Commentary

Whether rivaroxaban (Xarelto) is at least as good as (noninferior) warfarin for preventing stroke or systemic embolism in patients with AF could depend on how one interprets these data. Noninferiority trials are intended to demonstrate that the effect of a new treatment is not worse than that of an active control by more than a specified margin. In noninferiority trials, the "constancy assumption" must be satisfied: the new trial must be designed in a way similar to the past trials so that the control treatment, as administered in the new trial, must have the same magnitude of benefit relative to placebo as it had in the reference trials. There are significant concerns about the above study meeting this constancy assumption, and therefore it has led many to doubt the authors' claim of meeting the noninferiority assessment in ROCKET-AF. Furthermore, in the intention-to-treat superiority analysis, investigators failed to show that rivaroxaban had an advantage, statistically, over warfarin for the prevention of thromboembolic events in patients with nonvalvular AF. A striking increase in death rates after the discontinuation of randomized treatment further complicates the noninferiority assessment in ROCKET-AF. Recently, the FDA's Cardiovascular and Renal Drug Committee recommended approving rivaroxaban for the prevention of stroke and systemic embolism in nonvalvular AF patients. Due to its simplicity of use, rivaroxaban may become a useful alternative in patients who have an inadequate response to or cannot be prescribed dabigatran or warfarin. However, we will still need a significant amount of postmarketing data to demonstrate efficacy and safety, including methods on rapidly reversing the anticoagulation in patients with life-threatening hemorrhages.
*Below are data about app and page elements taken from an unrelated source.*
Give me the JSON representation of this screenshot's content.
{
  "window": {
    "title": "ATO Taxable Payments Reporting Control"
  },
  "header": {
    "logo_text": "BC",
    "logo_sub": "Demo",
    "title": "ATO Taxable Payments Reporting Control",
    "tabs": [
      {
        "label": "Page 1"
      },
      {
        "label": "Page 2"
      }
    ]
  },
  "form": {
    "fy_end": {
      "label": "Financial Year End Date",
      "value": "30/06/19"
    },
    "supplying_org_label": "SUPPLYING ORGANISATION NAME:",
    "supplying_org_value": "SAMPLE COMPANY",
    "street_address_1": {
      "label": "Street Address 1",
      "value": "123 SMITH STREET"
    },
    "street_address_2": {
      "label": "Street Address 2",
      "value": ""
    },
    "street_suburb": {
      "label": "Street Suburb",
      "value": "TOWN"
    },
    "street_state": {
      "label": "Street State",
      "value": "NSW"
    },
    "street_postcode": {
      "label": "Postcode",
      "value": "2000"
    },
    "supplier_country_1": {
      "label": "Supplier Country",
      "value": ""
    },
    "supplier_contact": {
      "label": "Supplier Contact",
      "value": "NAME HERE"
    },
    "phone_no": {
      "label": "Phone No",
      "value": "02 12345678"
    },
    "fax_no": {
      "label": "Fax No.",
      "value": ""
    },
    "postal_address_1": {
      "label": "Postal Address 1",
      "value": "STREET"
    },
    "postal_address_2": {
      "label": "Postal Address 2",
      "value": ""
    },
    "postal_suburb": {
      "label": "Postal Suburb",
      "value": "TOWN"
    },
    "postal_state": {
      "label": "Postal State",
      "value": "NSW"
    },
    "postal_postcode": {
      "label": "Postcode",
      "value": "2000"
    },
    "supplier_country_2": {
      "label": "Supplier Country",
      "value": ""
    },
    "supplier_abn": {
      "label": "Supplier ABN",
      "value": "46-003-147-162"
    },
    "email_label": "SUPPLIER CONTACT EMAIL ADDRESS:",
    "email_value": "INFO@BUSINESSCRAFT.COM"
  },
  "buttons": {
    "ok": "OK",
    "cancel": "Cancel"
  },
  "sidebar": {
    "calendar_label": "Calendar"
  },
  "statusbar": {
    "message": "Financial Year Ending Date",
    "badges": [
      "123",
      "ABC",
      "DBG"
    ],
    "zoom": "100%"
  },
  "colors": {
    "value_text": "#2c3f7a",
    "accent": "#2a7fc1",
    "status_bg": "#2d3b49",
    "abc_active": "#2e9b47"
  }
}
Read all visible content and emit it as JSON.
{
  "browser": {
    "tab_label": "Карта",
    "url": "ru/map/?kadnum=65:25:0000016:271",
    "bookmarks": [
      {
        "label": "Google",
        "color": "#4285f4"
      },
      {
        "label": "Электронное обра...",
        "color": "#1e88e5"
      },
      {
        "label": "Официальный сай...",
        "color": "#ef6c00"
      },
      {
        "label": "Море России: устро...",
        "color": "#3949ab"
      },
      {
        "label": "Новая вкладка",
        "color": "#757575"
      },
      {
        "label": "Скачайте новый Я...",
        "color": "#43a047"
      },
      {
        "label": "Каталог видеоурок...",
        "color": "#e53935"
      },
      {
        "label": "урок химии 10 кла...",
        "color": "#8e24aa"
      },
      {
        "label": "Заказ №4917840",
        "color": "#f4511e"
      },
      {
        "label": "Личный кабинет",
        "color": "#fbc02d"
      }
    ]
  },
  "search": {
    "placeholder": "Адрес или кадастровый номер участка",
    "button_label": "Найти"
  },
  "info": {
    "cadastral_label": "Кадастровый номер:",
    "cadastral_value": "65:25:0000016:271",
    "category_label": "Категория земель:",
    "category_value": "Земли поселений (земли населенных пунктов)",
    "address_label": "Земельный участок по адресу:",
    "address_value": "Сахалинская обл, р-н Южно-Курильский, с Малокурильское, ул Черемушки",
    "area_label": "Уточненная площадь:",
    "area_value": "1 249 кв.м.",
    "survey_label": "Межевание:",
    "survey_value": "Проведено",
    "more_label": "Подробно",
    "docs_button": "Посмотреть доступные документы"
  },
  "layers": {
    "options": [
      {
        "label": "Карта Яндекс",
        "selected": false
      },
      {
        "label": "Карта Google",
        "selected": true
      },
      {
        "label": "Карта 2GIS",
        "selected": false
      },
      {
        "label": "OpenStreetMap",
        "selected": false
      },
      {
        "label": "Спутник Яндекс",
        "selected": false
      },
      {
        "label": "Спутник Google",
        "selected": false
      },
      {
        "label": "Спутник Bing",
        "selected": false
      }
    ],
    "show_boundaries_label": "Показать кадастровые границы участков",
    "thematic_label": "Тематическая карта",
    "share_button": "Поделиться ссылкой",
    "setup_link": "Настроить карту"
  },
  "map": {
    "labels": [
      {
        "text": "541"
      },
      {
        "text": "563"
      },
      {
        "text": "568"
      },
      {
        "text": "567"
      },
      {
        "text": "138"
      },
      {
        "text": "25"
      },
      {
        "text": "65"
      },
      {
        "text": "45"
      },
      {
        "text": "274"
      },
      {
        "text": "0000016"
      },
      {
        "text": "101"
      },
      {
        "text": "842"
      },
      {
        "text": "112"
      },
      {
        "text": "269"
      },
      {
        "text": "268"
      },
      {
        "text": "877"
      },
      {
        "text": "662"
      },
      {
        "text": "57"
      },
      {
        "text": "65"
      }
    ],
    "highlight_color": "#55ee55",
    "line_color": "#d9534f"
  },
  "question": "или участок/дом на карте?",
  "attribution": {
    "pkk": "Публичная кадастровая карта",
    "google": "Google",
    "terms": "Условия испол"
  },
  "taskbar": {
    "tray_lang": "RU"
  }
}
References

1. Kannel WB, et al. Prevalence, incidence, prognosis, and predisposing conditions for atrial fibrillation: Population-based estimates. Am J Cardiol 1998;82:2N-9N.

2. Risk factors for stroke and efficacy of antithrombotic therapy in atrial fibrillation. Analysis of pooled data from five randomized controlled trials. Arch Intern Med 1994;154:1449-1457. [Published correction appears in Arch Intern Med 1994;154:2254].

3. DeLoughery TG. Practical aspects of the oral new anticoagulants. Am J Hematol 2011;86:586-590.